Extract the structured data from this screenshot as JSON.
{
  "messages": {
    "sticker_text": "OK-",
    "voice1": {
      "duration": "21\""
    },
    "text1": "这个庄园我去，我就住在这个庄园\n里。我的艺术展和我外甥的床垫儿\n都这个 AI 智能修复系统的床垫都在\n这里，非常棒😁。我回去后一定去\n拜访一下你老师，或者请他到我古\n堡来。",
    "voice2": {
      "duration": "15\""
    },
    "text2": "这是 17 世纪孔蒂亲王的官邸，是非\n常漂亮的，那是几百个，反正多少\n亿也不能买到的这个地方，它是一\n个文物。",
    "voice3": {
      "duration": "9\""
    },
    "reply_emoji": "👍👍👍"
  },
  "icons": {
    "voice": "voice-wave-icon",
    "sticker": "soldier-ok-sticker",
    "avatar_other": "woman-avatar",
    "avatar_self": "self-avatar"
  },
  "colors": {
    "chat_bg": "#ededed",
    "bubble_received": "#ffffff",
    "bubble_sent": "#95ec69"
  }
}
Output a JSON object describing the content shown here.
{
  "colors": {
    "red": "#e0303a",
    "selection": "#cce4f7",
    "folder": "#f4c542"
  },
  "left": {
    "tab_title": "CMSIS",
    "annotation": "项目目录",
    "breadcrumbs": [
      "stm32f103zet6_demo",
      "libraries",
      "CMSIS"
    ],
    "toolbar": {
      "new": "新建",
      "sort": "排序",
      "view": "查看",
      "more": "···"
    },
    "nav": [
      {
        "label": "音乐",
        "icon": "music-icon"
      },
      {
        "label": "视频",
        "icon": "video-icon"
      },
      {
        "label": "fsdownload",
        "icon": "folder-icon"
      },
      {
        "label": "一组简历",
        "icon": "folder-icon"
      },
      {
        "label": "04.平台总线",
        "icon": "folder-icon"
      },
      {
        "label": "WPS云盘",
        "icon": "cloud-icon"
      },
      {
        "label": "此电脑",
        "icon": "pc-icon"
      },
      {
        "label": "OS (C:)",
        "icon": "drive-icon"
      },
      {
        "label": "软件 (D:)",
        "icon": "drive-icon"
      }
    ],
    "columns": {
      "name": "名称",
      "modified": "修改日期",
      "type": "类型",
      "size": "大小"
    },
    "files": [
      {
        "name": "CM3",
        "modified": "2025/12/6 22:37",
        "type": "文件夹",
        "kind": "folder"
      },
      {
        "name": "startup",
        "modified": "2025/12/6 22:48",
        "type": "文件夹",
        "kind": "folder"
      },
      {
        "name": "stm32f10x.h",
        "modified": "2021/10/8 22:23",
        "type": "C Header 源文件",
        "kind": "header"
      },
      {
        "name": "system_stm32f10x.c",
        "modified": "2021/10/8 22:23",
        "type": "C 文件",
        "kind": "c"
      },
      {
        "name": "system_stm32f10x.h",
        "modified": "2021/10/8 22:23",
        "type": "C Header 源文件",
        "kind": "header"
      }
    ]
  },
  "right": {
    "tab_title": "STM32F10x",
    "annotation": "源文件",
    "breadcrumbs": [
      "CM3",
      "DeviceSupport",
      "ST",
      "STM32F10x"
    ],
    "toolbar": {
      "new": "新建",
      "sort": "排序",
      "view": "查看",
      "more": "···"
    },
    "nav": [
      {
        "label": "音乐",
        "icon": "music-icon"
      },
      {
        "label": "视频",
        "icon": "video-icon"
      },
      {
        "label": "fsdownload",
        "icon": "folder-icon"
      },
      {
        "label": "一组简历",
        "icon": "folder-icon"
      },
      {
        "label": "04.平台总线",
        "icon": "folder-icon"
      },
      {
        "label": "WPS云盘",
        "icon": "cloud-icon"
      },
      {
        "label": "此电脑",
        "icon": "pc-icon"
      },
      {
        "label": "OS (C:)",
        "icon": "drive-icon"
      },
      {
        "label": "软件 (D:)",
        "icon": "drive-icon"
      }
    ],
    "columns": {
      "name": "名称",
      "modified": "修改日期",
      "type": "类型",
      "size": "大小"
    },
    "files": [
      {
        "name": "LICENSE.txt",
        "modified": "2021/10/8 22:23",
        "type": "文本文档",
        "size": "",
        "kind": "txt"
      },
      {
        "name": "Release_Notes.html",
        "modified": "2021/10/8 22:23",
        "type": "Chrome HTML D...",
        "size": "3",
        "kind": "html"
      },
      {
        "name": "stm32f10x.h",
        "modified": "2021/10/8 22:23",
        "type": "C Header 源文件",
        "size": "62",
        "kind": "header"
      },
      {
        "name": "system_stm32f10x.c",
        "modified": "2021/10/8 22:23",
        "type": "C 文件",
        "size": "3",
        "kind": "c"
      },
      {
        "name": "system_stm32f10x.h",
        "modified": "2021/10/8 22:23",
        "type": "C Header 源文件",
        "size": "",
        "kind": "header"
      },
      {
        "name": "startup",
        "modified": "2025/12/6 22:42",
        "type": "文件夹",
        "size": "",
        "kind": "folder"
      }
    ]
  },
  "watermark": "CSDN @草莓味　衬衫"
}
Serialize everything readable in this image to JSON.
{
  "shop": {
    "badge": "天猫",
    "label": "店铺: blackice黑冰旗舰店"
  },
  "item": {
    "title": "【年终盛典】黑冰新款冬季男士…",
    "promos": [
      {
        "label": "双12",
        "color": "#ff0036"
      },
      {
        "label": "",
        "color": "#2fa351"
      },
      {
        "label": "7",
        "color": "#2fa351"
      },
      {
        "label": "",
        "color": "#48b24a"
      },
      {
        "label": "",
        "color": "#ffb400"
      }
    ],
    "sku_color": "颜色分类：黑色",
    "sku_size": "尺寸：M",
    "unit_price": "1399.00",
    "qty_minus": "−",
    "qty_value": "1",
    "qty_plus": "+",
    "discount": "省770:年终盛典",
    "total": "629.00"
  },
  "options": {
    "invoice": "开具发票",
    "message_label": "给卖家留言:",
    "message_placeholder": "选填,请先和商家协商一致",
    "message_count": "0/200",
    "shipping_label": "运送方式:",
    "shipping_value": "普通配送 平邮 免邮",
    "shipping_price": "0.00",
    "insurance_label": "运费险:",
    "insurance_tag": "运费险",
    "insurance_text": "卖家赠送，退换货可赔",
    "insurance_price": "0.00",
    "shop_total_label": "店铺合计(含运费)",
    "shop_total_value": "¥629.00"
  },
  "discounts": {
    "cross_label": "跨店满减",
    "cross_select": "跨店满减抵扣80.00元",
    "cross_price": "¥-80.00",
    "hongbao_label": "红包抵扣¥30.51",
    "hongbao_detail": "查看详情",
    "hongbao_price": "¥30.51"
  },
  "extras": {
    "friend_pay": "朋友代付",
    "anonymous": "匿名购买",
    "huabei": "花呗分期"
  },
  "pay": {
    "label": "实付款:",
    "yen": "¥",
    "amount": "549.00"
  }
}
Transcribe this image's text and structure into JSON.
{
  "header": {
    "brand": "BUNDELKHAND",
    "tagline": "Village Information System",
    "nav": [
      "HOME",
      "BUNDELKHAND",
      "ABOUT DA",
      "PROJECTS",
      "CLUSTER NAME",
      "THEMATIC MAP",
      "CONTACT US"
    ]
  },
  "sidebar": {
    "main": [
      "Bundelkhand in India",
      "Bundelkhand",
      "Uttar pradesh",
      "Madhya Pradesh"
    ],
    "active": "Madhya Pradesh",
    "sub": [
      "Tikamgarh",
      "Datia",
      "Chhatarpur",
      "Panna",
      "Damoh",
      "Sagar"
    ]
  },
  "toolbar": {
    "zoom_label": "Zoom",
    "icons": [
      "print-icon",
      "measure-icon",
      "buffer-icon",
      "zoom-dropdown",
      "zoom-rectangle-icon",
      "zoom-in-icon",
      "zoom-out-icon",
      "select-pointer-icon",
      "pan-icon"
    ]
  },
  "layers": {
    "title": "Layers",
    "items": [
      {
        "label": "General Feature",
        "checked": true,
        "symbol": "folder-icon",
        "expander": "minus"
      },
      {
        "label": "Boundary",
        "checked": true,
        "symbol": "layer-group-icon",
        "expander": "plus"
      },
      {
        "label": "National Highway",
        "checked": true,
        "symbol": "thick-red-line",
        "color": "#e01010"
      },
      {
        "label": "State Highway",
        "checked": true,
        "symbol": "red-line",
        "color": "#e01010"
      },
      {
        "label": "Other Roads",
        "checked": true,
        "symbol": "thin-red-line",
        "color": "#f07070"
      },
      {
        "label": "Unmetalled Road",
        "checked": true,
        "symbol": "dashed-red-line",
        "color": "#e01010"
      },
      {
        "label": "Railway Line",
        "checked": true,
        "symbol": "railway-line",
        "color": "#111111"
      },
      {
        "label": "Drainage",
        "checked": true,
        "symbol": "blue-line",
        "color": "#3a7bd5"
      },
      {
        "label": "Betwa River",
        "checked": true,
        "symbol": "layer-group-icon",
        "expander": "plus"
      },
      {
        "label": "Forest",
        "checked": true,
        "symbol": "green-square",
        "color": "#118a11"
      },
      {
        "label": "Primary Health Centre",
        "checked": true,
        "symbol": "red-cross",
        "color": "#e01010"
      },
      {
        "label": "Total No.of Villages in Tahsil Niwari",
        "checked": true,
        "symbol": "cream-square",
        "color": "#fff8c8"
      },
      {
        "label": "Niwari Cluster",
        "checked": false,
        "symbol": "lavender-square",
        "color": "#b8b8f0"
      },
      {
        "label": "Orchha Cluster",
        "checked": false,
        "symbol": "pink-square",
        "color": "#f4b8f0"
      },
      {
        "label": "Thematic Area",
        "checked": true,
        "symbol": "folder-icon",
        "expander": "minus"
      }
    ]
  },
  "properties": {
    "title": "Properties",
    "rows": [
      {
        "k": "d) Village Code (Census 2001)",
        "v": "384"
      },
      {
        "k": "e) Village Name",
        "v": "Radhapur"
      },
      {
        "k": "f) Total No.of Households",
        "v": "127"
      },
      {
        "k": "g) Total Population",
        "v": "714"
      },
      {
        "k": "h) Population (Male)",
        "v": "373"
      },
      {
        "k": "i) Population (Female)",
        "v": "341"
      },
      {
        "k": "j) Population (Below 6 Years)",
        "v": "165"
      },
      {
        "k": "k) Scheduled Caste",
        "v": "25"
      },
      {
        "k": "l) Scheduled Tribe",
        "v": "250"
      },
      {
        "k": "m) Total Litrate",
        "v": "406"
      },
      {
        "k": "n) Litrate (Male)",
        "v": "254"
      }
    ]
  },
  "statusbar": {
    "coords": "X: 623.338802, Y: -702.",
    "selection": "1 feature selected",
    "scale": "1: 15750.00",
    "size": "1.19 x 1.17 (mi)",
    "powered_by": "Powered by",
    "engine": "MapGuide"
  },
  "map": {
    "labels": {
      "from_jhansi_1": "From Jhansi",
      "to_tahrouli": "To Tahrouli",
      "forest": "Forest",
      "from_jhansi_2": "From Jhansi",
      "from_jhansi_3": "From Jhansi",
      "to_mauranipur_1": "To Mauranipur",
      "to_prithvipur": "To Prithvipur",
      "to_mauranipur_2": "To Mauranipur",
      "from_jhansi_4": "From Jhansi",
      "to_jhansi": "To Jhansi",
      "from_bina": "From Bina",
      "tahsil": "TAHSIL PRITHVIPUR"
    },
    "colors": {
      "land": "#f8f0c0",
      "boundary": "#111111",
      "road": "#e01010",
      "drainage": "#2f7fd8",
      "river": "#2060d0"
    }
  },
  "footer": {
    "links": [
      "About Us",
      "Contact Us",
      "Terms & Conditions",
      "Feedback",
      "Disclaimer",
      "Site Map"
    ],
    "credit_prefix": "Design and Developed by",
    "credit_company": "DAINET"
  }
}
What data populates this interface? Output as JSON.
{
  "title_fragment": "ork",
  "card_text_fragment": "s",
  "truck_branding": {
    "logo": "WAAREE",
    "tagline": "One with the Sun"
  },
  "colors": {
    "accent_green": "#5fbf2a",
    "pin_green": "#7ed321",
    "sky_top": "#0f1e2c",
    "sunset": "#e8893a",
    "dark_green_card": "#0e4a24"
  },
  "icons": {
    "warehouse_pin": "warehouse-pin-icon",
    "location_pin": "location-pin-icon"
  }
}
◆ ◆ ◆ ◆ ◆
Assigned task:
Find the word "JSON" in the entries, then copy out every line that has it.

Exercise output:
Extract the structured data from this screenshot as JSON.
Output a JSON object describing the content shown here.
Serialize everything readable in this image to JSON.
Transcribe this image's text and structure into JSON.
What data populates this interface? Output as JSON.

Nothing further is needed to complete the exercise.